(Deleted comment)
Lynne Ann MorseLynne Ann Morse on August 12th, 2014 05:35 am (UTC)
Greetings from Lynne Ann
This is still so very, very fun to see - almost like having my very own pet writer creating new work for us!

A small nuance on the slave labor bit: I wasn't sure how I'd connected the two, but during dinner I had tried to say that the lavishly decorated public buildings were built from the proceeds of the sale of slaves. I was a little worried that your formulation sounded rather more like the slaves had worked directly on the buildings in Belgium.

I love your description of the Brussels Grote Markt (Grand Place, for the Dutch-impared) as being on gold-plated steroids!

"De Lijn" and not "De Lign" (although I'll grant, given my accent, that's probably how it sounded!)

"Hey, you forgot your rope!" *guffaw*

It's sooooo good having you guys staying with us.

But! But! But, you didn't mention the Egyptian condoms!! ;)

~ Lynne Ann
scarlettina: Airplanescarlettina on August 12th, 2014 01:11 pm (UTC)
What a wonderful report, David! The account and the pictures of the Atomium are fabulous. I didn't realize that it was actually a kind of museum space! And the euro! I didn't know that the Atomium was on the Belgian euro! The gargoyles are so cool, the architecture is so cool--thank you so much for such detailed trip reports. Really, it's all marvelous.

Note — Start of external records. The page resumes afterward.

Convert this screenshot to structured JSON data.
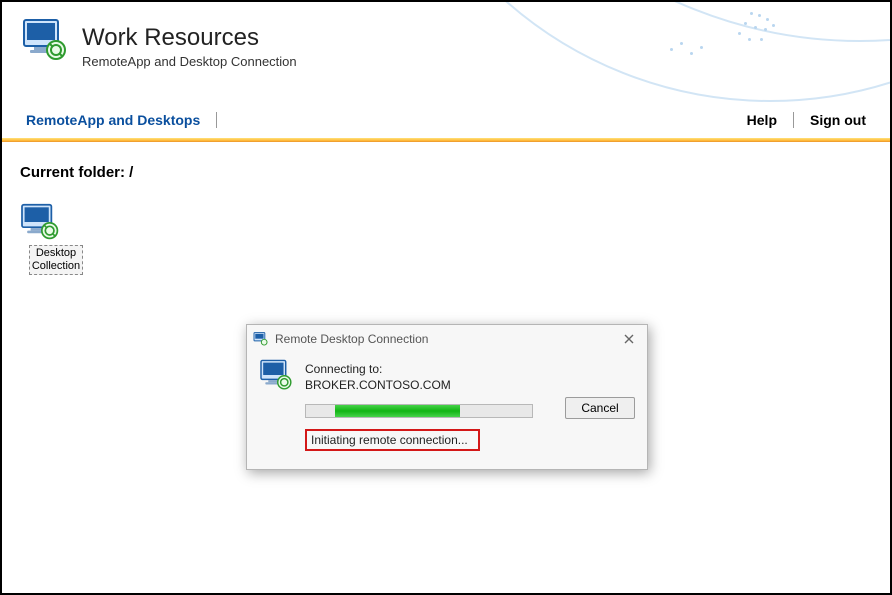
{
  "header": {
    "title": "Work Resources",
    "subtitle": "RemoteApp and Desktop Connection"
  },
  "nav": {
    "primary": "RemoteApp and Desktops",
    "help": "Help",
    "signout": "Sign out"
  },
  "content": {
    "folder_label": "Current folder: /",
    "items": [
      {
        "label": "Desktop\nCollection"
      }
    ]
  },
  "dialog": {
    "title": "Remote Desktop Connection",
    "connecting_label": "Connecting to:",
    "host": "BROKER.CONTOSO.COM",
    "cancel": "Cancel",
    "status": "Initiating remote connection...",
    "progress_percent": 55
  }
}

And, hey, that green shirt that Kate's wearing? That looks familiar! :-)